Aside from technical measures, developers will have to set the grounds for legal battle with the terms they provide for in their EULA and Terms of Service. In particular because these terms provide the rules for download and use of the code, which the cheat software requires for development. Most EULAs therefore include a ban of reverse-engineering game software, and some specifically address using cheats in online settings. For example, Bungie’s LSLA prohibited players who “[h]ack or modify Destiny 2, or create, develop, modify, distribute, or use any unauthorized software programs to gain advantage in any online or multiplayer game modes.” Studios should consistently vet and update their EULAs to ensure that they prohibit any modification of game software without the developer’s permission.
Cheat software manufacturers run a precarious business model, given the costs incurred by litigation for infringement (and the ability of larger developers to foot the bill for these lawsuits). It will be difficult to convince a court that making and selling cheats does not infringe upon a studio’s intellectual property and commercial rights in some manner. Large payouts to studios are likely to persist for willful and large-scale infringement by cheat developers. Even for games where lawsuits were not previously explored (i.e., because the developer may not have had the financial means to sue or cheating was handled with non-legal alternatives), some devs may want to emulate the success of companies like Bungie. This will be especially true if courts continue to order the cheat makers to pay for the developers' costs to bring the lawsuit itself, which amounted to over $735,000 in the Aimjunkies case and $215,000 in the VeteranCheats case. As seen in the past, perhaps smaller devs will take the hint from companies like Bungie, Ubisoft, and Riot Games to join forces against cheat makers in a single bout of litigation against a common enemy.
Furthermore, if a cheat maker is caught, their corporate records may be required to be turned over to determine how much money the cheat software brought in. Destroying evidence or refusing to comply with the terms of discovery could lead to additional monetary costs. For example, in May 2023, the court ordered Aimjunkies to turn over its Bitcoin wallet, and earlier, subpoenaed PayPal to turn over customer records for those ordering the cheats. In a 2018 court case in Australia, Rockstar Games (Grand Theft Auto, Red Dead Redemption) was able to obtain a legal order to search the work and homes of cheat developers.
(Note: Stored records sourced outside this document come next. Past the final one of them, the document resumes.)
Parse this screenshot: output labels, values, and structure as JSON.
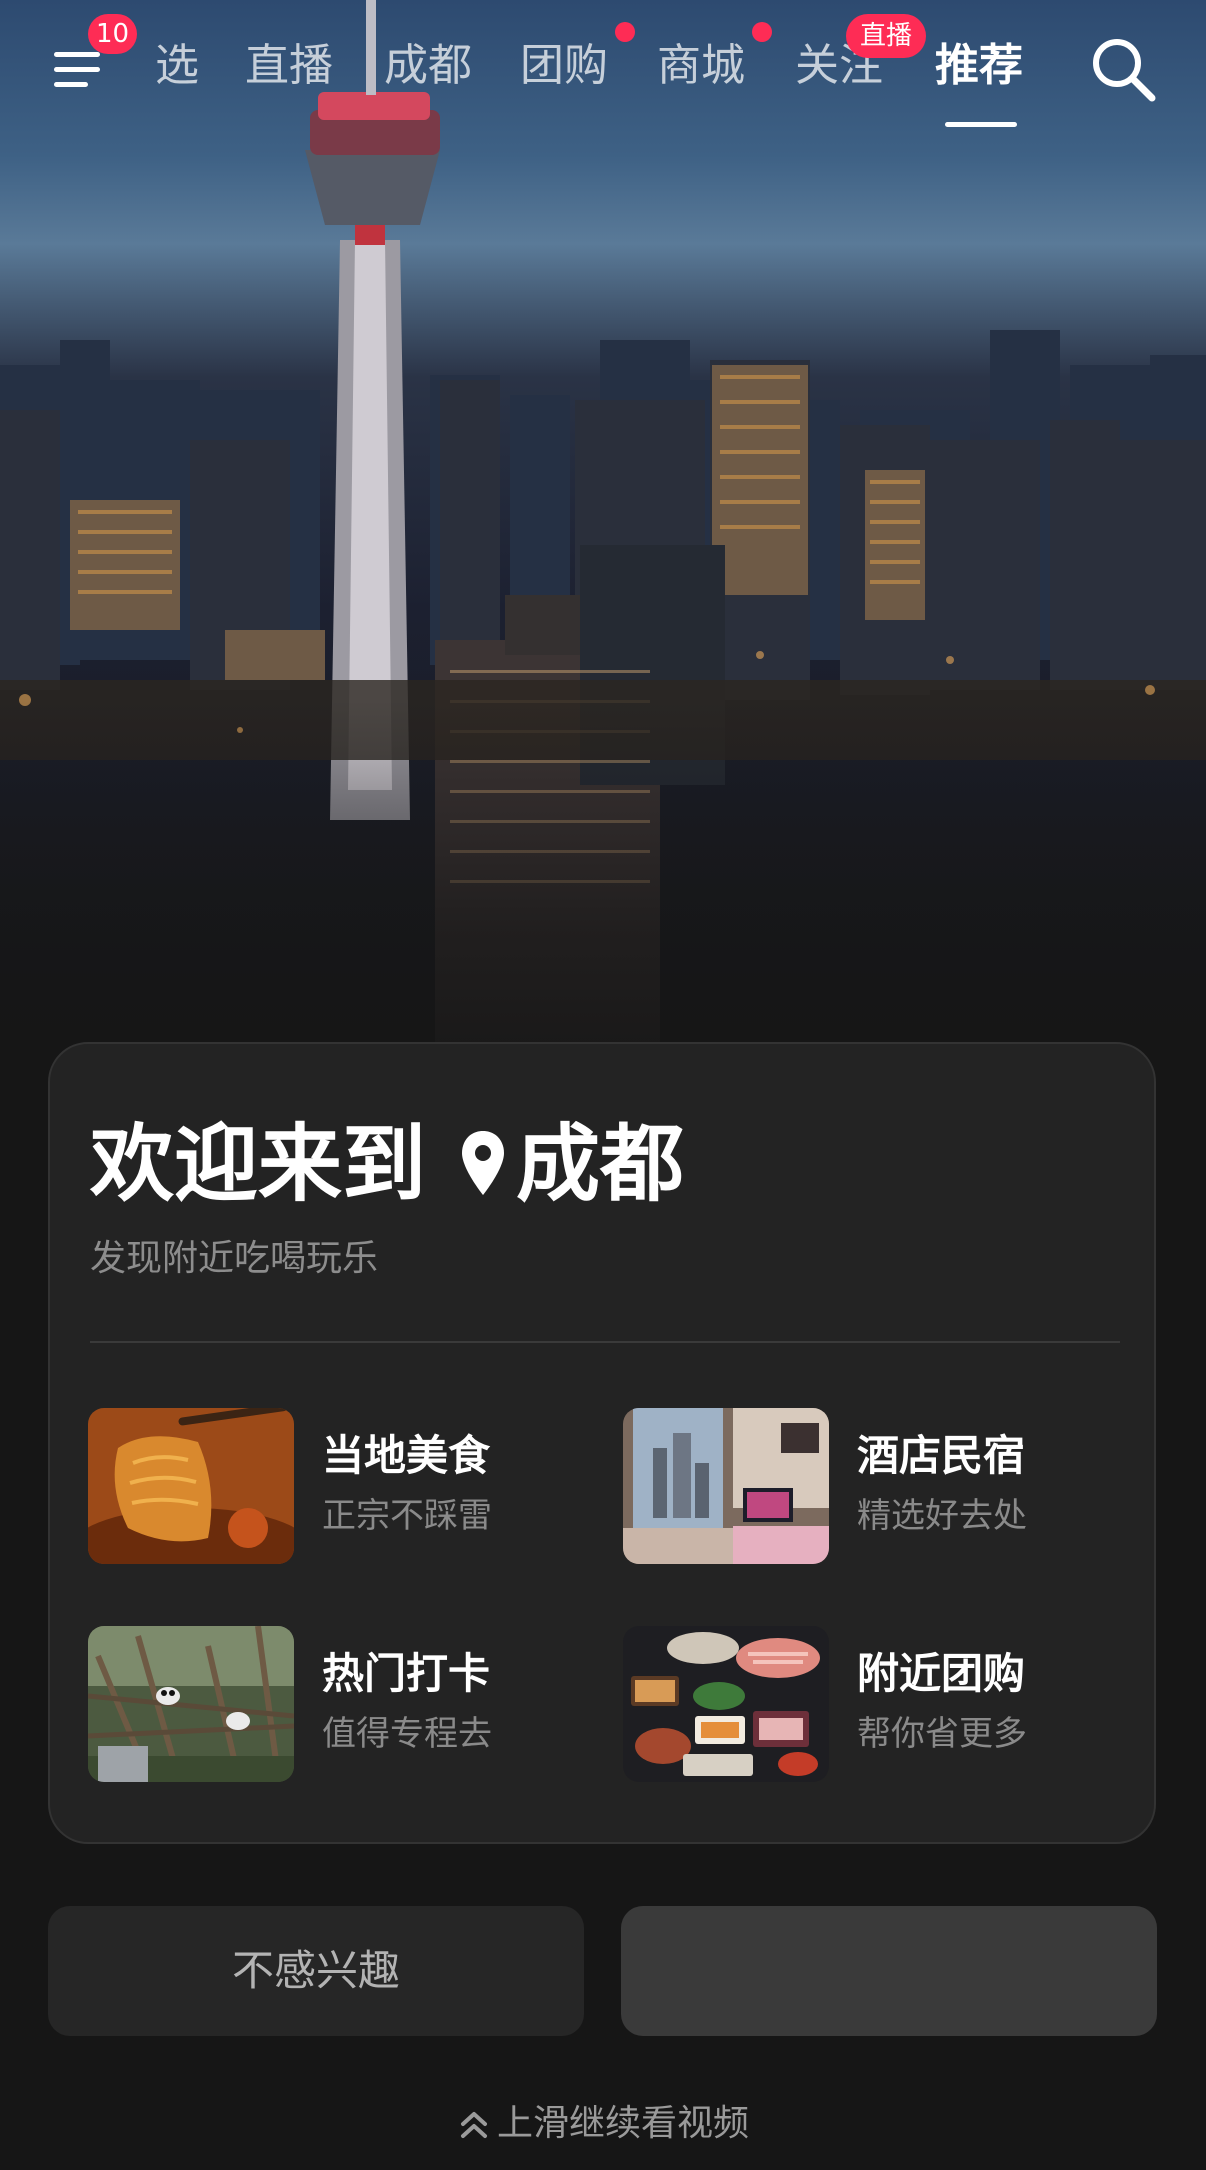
{
  "nav": {
    "menu_badge": "10",
    "tabs": [
      "选",
      "直播",
      "成都",
      "团购",
      "商城",
      "关注",
      "推荐"
    ],
    "active_tab": "推荐",
    "live_badge": "直播"
  },
  "card": {
    "title_prefix": "欢迎来到",
    "city": "成都",
    "subtitle": "发现附近吃喝玩乐",
    "tiles": [
      {
        "title": "当地美食",
        "subtitle": "正宗不踩雷",
        "icon": "food-thumbnail"
      },
      {
        "title": "酒店民宿",
        "subtitle": "精选好去处",
        "icon": "hotel-thumbnail"
      },
      {
        "title": "热门打卡",
        "subtitle": "值得专程去",
        "icon": "panda-thumbnail"
      },
      {
        "title": "附近团购",
        "subtitle": "帮你省更多",
        "icon": "groupbuy-thumbnail"
      }
    ]
  },
  "buttons": {
    "not_interested": "不感兴趣",
    "right": ""
  },
  "hint": "上滑继续看视频",
  "colors": {
    "accent": "#fe2c55",
    "background": "#161616",
    "card": "#232323"
  }
}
If there’s one takeaway from Bungie’s recent lawsuits, it’s that cheaters will cheat but that developers have tools to take them on; some more costly than others.
Author: Matthew Vernace
Released: November 8, 2023